- Required work
In the data, find the word "true" and copy out every line that has it.

[Start of Attachment]

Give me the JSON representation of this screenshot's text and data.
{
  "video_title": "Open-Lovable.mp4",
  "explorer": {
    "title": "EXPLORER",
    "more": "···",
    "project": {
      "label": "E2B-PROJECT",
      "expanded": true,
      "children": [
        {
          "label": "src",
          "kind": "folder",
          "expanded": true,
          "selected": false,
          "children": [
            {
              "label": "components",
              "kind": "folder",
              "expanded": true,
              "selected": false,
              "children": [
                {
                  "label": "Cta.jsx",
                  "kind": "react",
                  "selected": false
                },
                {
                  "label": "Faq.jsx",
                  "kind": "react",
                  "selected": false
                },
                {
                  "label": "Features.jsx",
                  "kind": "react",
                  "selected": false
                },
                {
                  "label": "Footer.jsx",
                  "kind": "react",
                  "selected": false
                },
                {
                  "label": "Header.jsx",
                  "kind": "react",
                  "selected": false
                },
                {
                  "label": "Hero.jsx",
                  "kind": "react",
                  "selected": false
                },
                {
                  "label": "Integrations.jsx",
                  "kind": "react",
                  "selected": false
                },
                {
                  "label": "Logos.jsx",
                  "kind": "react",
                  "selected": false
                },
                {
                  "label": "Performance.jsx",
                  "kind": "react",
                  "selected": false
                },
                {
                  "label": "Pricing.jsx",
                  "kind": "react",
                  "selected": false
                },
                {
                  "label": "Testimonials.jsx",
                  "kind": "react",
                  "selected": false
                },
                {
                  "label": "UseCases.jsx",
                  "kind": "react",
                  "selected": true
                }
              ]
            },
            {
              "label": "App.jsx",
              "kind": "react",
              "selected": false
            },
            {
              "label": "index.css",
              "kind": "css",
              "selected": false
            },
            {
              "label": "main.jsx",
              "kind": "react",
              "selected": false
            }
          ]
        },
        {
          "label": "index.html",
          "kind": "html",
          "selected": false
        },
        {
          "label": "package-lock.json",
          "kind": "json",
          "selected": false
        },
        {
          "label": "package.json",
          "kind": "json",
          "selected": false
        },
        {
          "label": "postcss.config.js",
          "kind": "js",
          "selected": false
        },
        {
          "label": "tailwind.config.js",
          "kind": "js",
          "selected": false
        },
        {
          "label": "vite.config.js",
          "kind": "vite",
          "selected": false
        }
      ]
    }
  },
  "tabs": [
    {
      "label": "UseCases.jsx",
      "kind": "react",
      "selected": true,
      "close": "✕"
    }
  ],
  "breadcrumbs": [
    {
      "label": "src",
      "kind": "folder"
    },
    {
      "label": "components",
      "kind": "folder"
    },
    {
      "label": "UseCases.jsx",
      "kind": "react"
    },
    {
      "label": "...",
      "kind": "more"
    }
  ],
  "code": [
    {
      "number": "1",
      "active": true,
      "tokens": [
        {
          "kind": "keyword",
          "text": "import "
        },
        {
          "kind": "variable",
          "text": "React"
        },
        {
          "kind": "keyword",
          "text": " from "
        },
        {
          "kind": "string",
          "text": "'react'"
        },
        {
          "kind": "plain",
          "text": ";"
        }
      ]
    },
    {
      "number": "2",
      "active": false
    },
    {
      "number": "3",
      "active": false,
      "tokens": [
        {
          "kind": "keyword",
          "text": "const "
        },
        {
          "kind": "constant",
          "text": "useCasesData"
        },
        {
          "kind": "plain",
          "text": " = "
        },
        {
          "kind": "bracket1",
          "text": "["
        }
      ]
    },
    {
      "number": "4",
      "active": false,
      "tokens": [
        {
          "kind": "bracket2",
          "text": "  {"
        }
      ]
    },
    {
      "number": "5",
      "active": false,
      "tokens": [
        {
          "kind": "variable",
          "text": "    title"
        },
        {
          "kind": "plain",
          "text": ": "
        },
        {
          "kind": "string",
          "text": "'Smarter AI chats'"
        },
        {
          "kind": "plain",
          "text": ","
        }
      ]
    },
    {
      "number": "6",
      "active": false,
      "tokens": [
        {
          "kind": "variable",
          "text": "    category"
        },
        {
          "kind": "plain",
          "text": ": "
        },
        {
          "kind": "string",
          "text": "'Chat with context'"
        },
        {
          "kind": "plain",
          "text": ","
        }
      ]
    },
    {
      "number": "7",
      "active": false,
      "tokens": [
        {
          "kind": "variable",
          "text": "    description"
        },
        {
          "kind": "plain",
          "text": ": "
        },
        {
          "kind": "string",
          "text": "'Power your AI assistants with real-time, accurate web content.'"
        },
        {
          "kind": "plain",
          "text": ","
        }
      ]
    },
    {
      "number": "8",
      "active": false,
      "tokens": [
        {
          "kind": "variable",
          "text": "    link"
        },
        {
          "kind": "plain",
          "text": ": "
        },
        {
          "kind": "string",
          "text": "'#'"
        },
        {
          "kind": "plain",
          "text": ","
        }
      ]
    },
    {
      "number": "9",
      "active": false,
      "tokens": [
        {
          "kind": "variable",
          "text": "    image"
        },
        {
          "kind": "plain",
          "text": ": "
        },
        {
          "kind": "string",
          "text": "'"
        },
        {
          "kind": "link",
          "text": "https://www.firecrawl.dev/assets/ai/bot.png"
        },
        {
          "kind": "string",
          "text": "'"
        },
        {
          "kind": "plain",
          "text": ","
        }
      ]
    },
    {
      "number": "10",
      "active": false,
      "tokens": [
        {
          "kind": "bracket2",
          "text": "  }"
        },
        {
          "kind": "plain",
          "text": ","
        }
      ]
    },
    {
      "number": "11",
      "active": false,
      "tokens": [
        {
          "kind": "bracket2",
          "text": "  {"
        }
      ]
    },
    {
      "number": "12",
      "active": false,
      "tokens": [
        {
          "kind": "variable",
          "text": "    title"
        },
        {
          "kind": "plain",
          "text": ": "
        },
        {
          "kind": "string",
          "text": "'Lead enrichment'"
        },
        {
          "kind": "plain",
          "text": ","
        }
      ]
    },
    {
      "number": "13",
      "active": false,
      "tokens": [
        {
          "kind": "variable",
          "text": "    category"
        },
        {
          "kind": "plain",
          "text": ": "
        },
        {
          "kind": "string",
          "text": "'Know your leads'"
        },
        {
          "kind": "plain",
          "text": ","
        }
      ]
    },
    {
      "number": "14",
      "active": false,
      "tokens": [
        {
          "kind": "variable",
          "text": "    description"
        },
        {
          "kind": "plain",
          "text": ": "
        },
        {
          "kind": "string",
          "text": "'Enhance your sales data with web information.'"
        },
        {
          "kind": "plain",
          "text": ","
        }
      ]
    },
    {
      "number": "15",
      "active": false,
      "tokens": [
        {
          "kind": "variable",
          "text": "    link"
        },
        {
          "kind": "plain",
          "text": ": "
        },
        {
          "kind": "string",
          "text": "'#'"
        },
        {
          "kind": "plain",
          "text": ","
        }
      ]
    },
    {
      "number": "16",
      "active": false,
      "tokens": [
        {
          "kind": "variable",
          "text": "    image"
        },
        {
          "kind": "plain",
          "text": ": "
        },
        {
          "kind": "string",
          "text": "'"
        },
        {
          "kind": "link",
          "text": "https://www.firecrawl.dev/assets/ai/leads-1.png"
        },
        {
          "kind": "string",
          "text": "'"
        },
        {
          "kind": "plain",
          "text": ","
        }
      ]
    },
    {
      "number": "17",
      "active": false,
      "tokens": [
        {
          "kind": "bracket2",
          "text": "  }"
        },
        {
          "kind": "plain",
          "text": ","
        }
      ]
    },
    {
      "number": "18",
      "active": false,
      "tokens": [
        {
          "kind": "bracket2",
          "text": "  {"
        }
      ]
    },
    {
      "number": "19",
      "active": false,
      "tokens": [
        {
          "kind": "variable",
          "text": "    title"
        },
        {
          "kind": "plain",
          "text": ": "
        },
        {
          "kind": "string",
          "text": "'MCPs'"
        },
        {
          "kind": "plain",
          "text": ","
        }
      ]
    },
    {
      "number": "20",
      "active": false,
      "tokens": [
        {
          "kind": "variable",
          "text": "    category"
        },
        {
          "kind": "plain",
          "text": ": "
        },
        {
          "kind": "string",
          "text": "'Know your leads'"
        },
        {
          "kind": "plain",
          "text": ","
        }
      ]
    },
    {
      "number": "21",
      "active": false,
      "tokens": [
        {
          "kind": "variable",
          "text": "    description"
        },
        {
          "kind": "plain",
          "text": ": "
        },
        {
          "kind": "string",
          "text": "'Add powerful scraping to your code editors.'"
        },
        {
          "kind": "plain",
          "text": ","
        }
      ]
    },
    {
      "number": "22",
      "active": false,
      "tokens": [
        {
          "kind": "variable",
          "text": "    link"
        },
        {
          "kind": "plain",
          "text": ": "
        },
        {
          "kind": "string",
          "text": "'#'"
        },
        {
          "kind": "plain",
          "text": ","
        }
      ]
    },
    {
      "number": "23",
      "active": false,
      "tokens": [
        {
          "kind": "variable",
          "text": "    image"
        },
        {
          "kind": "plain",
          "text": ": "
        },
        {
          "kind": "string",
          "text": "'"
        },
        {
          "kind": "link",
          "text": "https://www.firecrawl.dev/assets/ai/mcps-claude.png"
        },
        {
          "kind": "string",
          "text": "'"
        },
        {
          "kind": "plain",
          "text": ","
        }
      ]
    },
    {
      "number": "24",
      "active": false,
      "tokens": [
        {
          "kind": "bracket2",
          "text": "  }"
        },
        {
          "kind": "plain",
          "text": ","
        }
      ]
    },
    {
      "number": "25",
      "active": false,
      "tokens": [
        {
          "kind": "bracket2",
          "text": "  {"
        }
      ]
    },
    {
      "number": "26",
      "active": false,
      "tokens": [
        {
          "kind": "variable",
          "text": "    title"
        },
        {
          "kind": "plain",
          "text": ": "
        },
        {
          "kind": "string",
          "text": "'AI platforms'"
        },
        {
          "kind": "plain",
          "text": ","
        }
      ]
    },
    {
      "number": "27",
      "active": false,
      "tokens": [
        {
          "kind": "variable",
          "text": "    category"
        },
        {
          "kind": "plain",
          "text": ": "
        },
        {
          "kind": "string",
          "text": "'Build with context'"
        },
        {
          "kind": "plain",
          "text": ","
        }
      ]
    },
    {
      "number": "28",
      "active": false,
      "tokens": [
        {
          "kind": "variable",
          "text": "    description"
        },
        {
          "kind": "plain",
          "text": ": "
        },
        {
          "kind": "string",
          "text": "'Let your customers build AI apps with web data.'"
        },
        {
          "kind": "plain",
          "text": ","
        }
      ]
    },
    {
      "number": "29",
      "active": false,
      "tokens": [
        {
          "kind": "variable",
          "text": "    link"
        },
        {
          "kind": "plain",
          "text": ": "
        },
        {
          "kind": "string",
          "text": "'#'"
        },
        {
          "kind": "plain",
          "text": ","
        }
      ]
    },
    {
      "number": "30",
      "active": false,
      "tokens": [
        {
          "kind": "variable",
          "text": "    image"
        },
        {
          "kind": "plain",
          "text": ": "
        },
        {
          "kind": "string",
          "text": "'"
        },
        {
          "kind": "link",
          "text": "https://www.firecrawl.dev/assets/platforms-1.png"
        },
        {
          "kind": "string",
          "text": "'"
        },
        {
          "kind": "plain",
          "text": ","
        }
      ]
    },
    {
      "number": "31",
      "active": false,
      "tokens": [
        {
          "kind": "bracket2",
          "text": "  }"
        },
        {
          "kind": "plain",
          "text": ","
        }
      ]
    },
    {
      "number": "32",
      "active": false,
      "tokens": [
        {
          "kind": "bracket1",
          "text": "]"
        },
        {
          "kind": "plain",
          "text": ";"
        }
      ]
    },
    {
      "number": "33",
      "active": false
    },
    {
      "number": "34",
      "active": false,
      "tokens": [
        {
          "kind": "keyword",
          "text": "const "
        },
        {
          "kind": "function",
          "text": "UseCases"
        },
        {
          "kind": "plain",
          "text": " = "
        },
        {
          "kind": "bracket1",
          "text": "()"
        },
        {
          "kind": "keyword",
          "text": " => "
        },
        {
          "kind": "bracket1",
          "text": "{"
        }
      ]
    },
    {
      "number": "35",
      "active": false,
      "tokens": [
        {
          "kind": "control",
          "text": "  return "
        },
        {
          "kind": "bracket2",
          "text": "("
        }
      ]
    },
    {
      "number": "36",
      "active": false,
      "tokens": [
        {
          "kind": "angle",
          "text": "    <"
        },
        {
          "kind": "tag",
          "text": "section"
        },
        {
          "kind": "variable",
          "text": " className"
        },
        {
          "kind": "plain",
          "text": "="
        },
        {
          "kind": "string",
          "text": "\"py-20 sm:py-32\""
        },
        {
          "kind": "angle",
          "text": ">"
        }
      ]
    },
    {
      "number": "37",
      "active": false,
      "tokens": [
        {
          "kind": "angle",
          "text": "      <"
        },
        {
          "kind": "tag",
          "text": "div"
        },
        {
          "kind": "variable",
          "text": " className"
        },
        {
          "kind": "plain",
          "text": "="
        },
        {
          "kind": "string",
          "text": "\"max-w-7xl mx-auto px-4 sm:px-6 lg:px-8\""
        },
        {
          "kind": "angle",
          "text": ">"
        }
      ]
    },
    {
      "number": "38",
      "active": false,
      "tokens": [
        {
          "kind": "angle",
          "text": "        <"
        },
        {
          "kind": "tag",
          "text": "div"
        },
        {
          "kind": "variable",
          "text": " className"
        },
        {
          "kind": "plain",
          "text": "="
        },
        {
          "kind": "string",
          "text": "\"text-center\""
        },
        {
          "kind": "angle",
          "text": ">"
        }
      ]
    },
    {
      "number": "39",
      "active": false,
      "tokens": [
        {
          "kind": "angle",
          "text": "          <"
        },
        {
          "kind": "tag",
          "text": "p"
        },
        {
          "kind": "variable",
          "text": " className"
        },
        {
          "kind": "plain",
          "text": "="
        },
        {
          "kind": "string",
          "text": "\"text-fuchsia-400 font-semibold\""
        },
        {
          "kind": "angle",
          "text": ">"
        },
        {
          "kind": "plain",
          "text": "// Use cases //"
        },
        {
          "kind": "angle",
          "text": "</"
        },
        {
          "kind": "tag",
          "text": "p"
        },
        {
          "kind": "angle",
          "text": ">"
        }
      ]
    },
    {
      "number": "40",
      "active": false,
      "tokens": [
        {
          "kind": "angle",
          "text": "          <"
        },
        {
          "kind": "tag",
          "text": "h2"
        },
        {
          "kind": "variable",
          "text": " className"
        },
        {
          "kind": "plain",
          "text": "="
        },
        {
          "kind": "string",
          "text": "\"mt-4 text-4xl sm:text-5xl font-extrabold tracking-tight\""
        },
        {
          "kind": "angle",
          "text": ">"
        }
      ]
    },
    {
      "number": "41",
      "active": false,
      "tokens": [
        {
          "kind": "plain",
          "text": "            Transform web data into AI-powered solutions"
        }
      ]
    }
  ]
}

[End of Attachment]

- Written response
      "expanded": true,
          "expanded": true,
              "expanded": true,
                  "selected": true
      "selected": true,
      "active": true,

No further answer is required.